- [Work required]:
Every entry, from first to last, must be written out exactly.

- [Exercise material]:
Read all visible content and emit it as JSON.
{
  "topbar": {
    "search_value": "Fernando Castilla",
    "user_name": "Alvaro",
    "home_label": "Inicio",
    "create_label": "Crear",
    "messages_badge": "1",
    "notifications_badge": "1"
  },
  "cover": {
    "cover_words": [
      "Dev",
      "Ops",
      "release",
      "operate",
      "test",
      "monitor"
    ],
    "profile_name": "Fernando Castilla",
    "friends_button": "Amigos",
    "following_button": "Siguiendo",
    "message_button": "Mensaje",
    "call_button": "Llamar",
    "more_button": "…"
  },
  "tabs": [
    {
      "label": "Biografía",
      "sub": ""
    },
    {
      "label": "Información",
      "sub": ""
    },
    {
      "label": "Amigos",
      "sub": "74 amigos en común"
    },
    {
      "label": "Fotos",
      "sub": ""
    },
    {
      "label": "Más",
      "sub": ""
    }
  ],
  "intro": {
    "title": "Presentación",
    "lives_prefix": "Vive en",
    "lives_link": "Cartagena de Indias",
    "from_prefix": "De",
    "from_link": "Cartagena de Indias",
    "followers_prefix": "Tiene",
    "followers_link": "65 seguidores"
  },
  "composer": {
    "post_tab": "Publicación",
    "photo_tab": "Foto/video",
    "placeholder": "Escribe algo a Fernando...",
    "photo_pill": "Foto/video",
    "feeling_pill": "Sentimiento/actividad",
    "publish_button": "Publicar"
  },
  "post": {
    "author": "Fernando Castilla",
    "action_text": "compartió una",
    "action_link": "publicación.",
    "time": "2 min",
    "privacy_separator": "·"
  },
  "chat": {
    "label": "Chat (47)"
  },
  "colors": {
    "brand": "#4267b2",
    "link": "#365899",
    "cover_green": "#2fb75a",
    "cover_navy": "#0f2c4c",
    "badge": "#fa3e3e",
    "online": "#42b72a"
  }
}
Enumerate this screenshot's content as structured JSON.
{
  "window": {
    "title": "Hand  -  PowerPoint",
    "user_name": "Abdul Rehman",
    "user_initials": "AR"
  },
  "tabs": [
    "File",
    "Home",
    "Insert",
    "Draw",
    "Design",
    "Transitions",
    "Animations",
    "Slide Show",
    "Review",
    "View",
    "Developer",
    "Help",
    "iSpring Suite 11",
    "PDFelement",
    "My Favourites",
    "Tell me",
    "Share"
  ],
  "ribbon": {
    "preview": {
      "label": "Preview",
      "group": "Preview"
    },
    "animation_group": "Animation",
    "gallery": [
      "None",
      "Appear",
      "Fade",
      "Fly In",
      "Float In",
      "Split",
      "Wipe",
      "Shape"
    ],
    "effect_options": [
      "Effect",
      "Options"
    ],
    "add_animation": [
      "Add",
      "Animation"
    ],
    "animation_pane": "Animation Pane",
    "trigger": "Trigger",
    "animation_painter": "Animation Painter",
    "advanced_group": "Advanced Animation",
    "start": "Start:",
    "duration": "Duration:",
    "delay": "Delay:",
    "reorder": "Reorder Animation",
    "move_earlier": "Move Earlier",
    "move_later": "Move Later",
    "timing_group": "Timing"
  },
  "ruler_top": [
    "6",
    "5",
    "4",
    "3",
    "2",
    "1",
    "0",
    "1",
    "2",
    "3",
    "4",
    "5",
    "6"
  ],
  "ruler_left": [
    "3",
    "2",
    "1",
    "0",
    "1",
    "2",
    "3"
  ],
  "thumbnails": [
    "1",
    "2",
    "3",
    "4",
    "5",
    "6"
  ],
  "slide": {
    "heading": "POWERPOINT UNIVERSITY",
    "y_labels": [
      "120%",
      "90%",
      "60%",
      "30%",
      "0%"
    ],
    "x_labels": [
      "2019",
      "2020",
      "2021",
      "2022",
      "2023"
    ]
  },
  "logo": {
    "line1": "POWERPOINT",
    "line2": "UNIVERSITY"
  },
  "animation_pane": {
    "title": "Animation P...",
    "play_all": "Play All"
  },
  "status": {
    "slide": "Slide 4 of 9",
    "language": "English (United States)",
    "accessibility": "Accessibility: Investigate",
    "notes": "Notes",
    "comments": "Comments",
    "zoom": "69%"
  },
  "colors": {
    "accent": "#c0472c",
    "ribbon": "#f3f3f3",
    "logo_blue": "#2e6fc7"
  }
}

- [Expected answer]:
Read all visible content and emit it as JSON.
{
  "topbar": {
    "search_value": "Fernando Castilla",
    "user_name": "Alvaro",
    "home_label": "Inicio",
    "create_label": "Crear",
    "messages_badge": "1",
    "notifications_badge": "1"
  },
  "cover": {
    "cover_words": [
      "Dev",
      "Ops",
      "release",
      "operate",
      "test",
      "monitor"
    ],
    "profile_name": "Fernando Castilla",
    "friends_button": "Amigos",
    "following_button": "Siguiendo",
    "message_button": "Mensaje",
    "call_button": "Llamar",
    "more_button": "…"
  },
  "tabs": [
    {
      "label": "Biografía",
      "sub": ""
    },
    {
      "label": "Información",
      "sub": ""
    },
    {
      "label": "Amigos",
      "sub": "74 amigos en común"
    },
    {
      "label": "Fotos",
      "sub": ""
    },
    {
      "label": "Más",
      "sub": ""
    }
  ],
  "intro": {
    "title": "Presentación",
    "lives_prefix": "Vive en",
    "lives_link": "Cartagena de Indias",
    "from_prefix": "De",
    "from_link": "Cartagena de Indias",
    "followers_prefix": "Tiene",
    "followers_link": "65 seguidores"
  },
  "composer": {
    "post_tab": "Publicación",
    "photo_tab": "Foto/video",
    "placeholder": "Escribe algo a Fernando...",
    "photo_pill": "Foto/video",
    "feeling_pill": "Sentimiento/actividad",
    "publish_button": "Publicar"
  },
  "post": {
    "author": "Fernando Castilla",
    "action_text": "compartió una",
    "action_link": "publicación.",
    "time": "2 min",
    "privacy_separator": "·"
  },
  "chat": {
    "label": "Chat (47)"
  },
  "colors": {
    "brand": "#4267b2",
    "link": "#365899",
    "cover_green": "#2fb75a",
    "cover_navy": "#0f2c4c",
    "badge": "#fa3e3e",
    "online": "#42b72a"
  }
}
Enumerate this screenshot's content as structured JSON.
{
  "window": {
    "title": "Hand  -  PowerPoint",
    "user_name": "Abdul Rehman",
    "user_initials": "AR"
  },
  "tabs": [
    "File",
    "Home",
    "Insert",
    "Draw",
    "Design",
    "Transitions",
    "Animations",
    "Slide Show",
    "Review",
    "View",
    "Developer",
    "Help",
    "iSpring Suite 11",
    "PDFelement",
    "My Favourites",
    "Tell me",
    "Share"
  ],
  "ribbon": {
    "preview": {
      "label": "Preview",
      "group": "Preview"
    },
    "animation_group": "Animation",
    "gallery": [
      "None",
      "Appear",
      "Fade",
      "Fly In",
      "Float In",
      "Split",
      "Wipe",
      "Shape"
    ],
    "effect_options": [
      "Effect",
      "Options"
    ],
    "add_animation": [
      "Add",
      "Animation"
    ],
    "animation_pane": "Animation Pane",
    "trigger": "Trigger",
    "animation_painter": "Animation Painter",
    "advanced_group": "Advanced Animation",
    "start": "Start:",
    "duration": "Duration:",
    "delay": "Delay:",
    "reorder": "Reorder Animation",
    "move_earlier": "Move Earlier",
    "move_later": "Move Later",
    "timing_group": "Timing"
  },
  "ruler_top": [
    "6",
    "5",
    "4",
    "3",
    "2",
    "1",
    "0",
    "1",
    "2",
    "3",
    "4",
    "5",
    "6"
  ],
  "ruler_left": [
    "3",
    "2",
    "1",
    "0",
    "1",
    "2",
    "3"
  ],
  "thumbnails": [
    "1",
    "2",
    "3",
    "4",
    "5",
    "6"
  ],
  "slide": {
    "heading": "POWERPOINT UNIVERSITY",
    "y_labels": [
      "120%",
      "90%",
      "60%",
      "30%",
      "0%"
    ],
    "x_labels": [
      "2019",
      "2020",
      "2021",
      "2022",
      "2023"
    ]
  },
  "logo": {
    "line1": "POWERPOINT",
    "line2": "UNIVERSITY"
  },
  "animation_pane": {
    "title": "Animation P...",
    "play_all": "Play All"
  },
  "status": {
    "slide": "Slide 4 of 9",
    "language": "English (United States)",
    "accessibility": "Accessibility: Investigate",
    "notes": "Notes",
    "comments": "Comments",
    "zoom": "69%"
  },
  "colors": {
    "accent": "#c0472c",
    "ribbon": "#f3f3f3",
    "logo_blue": "#2e6fc7"
  }
}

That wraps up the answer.